– Support projects that take into account and integrate the processes of identification of deceased persons and the search for missing migrants; 

– Call for the authorities and relevant actors to increase coordination with civil society for their work, and establish civil society access to identification procedures and protocols;

– Request that the States concerned (EU Member States, Maghreb, countries of origin or exit) recognize their de jure and de facto responsibilities towards migrants, in particular to facilitate the identification and repatriation of deceased persons.

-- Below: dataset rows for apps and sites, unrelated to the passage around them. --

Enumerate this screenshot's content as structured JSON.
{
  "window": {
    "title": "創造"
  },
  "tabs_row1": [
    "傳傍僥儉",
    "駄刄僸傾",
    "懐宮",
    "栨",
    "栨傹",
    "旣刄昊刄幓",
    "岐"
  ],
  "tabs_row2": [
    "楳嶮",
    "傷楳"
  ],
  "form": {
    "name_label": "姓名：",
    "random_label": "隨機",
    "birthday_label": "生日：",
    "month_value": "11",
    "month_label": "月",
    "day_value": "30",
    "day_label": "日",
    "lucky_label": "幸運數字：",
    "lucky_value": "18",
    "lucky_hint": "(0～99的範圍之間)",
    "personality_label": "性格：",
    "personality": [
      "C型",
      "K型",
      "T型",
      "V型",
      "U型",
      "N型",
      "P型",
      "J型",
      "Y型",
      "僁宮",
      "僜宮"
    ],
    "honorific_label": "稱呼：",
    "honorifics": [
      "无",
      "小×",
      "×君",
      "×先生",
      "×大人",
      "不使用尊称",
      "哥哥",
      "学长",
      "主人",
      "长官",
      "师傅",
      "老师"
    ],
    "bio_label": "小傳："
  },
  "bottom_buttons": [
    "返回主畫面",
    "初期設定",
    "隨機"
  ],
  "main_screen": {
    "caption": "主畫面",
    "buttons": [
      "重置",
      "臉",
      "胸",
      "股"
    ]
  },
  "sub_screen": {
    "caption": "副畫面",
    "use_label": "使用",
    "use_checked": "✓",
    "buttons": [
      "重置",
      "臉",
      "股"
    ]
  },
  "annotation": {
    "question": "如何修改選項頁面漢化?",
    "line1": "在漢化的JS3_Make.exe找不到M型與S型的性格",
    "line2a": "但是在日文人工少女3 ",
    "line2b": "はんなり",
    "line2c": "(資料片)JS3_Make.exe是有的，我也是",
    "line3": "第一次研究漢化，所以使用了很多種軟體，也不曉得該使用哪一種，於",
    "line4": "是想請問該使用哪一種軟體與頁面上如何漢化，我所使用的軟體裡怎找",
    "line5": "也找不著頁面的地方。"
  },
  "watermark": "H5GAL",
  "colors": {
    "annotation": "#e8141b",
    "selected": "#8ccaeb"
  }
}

In this sense, the IOM could facilitate transnational cooperation between the embassies of the countries of origin and the countries where the death or disappearance has been registered; 

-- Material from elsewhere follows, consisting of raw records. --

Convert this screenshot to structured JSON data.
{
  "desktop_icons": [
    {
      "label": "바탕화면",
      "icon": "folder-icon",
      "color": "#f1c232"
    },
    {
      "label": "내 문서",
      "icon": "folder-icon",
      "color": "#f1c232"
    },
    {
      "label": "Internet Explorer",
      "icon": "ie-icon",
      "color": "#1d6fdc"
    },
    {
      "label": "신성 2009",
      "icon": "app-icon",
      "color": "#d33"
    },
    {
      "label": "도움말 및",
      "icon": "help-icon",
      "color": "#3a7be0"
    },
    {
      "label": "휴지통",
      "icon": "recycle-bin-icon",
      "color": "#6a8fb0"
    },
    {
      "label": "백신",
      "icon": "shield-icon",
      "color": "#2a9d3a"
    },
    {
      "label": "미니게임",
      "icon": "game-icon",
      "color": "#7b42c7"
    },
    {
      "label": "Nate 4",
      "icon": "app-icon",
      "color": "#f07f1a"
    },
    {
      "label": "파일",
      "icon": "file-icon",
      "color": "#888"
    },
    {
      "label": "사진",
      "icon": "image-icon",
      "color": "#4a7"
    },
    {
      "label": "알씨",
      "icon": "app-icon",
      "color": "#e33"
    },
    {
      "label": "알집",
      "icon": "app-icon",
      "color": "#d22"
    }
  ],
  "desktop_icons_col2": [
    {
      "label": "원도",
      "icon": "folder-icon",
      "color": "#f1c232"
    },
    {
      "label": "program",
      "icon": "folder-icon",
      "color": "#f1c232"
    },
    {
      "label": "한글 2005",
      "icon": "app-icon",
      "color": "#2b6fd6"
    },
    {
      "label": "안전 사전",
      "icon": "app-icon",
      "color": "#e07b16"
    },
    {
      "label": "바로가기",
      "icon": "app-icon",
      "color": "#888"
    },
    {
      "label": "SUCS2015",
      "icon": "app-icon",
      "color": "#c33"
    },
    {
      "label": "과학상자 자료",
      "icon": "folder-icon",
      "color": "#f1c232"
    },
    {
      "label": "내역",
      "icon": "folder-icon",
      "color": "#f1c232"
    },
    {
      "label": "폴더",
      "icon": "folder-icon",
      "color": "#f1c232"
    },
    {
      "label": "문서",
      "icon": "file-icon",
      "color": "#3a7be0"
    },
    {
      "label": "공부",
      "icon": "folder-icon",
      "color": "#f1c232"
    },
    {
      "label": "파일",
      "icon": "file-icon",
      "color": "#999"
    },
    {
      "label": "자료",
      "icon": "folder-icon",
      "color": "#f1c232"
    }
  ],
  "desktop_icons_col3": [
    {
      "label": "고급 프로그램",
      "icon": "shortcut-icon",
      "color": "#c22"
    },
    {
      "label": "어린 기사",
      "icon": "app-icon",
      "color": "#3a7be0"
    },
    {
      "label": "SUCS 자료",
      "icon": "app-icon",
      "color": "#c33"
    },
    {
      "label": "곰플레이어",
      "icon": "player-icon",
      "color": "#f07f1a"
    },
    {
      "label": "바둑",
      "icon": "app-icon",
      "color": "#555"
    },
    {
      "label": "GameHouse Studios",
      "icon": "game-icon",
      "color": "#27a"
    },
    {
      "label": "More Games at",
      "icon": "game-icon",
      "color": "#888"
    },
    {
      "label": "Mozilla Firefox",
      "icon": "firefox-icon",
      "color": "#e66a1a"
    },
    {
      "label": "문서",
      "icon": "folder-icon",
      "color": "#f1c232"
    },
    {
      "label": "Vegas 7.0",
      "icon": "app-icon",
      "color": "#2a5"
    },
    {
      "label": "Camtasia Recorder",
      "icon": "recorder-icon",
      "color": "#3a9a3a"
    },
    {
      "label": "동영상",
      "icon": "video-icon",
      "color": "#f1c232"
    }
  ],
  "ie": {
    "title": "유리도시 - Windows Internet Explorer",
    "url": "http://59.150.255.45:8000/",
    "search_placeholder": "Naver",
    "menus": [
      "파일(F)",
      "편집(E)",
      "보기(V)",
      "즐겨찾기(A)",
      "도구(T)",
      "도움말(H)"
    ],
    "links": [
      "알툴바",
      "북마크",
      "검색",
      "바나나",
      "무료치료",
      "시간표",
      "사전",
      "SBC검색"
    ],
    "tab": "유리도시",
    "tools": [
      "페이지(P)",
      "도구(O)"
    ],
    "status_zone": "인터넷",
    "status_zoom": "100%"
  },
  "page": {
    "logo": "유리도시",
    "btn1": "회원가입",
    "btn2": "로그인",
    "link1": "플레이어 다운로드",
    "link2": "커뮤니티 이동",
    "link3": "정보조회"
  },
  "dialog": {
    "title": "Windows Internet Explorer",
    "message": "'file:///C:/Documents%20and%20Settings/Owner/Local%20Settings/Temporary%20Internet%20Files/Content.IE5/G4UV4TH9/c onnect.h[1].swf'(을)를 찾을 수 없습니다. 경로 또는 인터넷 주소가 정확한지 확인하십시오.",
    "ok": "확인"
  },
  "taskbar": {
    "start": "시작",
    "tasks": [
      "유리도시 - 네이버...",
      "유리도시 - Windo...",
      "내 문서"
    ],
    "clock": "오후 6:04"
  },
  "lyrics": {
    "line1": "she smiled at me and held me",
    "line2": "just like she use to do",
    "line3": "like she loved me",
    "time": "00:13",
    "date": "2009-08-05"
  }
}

– Call for the establishment of effective and permanent mechanisms with a human rights-based approach to support the families of missing persons and survivors, so that all persons concerned are linked to the authorities and receive psychological assistance adapted to the particular needs of each group of victims; 

– Call for the establishment of mechanisms to protect families and civil society actors involved in identification efforts from prosecution and criminalization; 

– Call on States to put in place clear and effective legal frameworks to clarify and implement the different stages of the identification procedures and monitoring mechanisms to ensure that the objectives of the legal instruments have been achieved.


  1. لأورومتوسطية للحقوق 
  2. Association Marocaine des Droits Humains (AMDH) 
  3. L’Organisation Marocaine DES Droits Humains (OMDH) 
  4. Association Aides Aux Migrants En Situation Vulnerable (ASMV) 
  5. Réseau Marocain des Journalistes des Migrations (RMJM) 
  6. Association Collectif des Communautés Subsahariennes au Maroc (CCSM) 
  8. Milano senza Frontiere 
  9. Borderline Sicilia 
  10. Mem.Med -Mémoire Méditerranée 
  11. Association enfant de la lune (Tunisie) 
  12. Association pour le Leadership & le Développement en Afrique (ALDA) 
  13. Association des Etudiants et Stagiaires Africains en Tunisie (AESAT) 
  14. Ligue Tunisienne des Droits de l’Homme (LTDH) 
  15. Avocat Sans frontière (ASF) 
  16. Afrique Intelligence 
  17. Ligue Algérienne des Droits de l’Homme (LADDH) 
  18. Centre National de Coopération au Développement (CNCD-11.11.11) 
  19. Anti-Racism Movement (Lebanon) 
  20. Greek Refugee Council (GCR) 
  21. Ligue des Droits Humain (LDH) France 
  22. Citizens Assembly of Turkey 
  23. Cairo Institute for Human Rights Studies (CIHRS) 
  24. Institut du Caire pour les Études des Droits de l’Homme (ICEDH) 
  25. Aman against Discrimination (AAD) 
  28. Belaady Organization for Human Rights 
  29. Justice without chains 
  30.   Libyan Crimes Watch (LCW) 
  31. Independent organization for human rights (IOFHR) 
  32. Aswat media network 
  33. The Libyan center for freedom of the press 
  34. Libya Al Mostakbal